asked the Chief Secretary to the Lord Lieutenant of Ireland, Whether he is aware that the official rules for the guidance of Crown Solicitors in directing jurors at trials in Ireland to stand by contain a direction in the following terms:—And shall also, in the exercise of a due discretion, direct to stand by all such persons as he shall have reason to believe are likely to be hindered from giving an impartial verdict, by favour towards the accused, fear of the consequences to their persons, property, or trade, or other improper motive, although same may not announce to a legal ground of challenge, or may not admit of legal proof;and, if this rule be still in force, by what statute Crown Solicitors are empowered to impose this disqualification upon jurors?
§ THE ATTORNEY GENERAL FOR IRELAND (Mr. PORTER)

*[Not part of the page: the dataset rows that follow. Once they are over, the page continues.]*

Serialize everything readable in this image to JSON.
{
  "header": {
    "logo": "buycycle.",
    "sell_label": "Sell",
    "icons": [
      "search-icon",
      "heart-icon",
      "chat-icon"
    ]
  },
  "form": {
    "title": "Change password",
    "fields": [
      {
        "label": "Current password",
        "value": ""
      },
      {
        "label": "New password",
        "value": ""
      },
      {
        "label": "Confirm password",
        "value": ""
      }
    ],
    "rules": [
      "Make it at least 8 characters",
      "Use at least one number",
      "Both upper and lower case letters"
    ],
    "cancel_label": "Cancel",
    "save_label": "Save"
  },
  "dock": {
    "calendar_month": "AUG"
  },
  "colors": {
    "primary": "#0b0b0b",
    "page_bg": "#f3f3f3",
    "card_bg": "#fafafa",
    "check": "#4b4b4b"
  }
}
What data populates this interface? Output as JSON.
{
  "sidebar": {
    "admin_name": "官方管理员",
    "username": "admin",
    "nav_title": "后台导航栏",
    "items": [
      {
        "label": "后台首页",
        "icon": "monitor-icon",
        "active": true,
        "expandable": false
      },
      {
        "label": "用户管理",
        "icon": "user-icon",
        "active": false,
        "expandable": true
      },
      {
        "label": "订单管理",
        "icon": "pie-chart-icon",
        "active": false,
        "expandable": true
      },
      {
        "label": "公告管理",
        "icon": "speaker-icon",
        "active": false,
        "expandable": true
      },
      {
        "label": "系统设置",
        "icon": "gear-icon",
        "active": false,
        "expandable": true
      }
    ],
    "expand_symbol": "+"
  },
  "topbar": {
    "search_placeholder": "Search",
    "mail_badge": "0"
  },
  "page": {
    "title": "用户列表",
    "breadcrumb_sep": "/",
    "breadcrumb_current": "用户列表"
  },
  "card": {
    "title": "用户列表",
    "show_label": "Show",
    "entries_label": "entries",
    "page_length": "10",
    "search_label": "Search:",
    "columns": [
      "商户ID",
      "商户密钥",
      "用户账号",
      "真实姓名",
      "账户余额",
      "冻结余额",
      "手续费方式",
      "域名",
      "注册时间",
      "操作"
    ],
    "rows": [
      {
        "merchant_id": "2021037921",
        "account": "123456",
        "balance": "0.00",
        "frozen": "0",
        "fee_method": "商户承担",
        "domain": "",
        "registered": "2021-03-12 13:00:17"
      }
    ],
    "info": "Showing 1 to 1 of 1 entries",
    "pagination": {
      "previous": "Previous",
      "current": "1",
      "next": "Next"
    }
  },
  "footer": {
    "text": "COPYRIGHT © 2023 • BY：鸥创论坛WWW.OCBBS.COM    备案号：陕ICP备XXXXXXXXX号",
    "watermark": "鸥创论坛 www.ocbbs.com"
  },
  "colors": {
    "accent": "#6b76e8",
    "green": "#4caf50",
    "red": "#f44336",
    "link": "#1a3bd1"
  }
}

said, he had been asked to answer the Question. The Official Rules for the guidance of Crown Solicitors did contain, amongst other provisions, the Rule referred to in the Question. The right to call on jurors to stand by was not created by any particular Statute, but it had been distinctly recognized by several Statutes, notably 1697 the Jurors (Ireland) Act, 1871. The regulation in question appeared to him to be a most proper guide for Crown Solicitors in the discharge of their duties.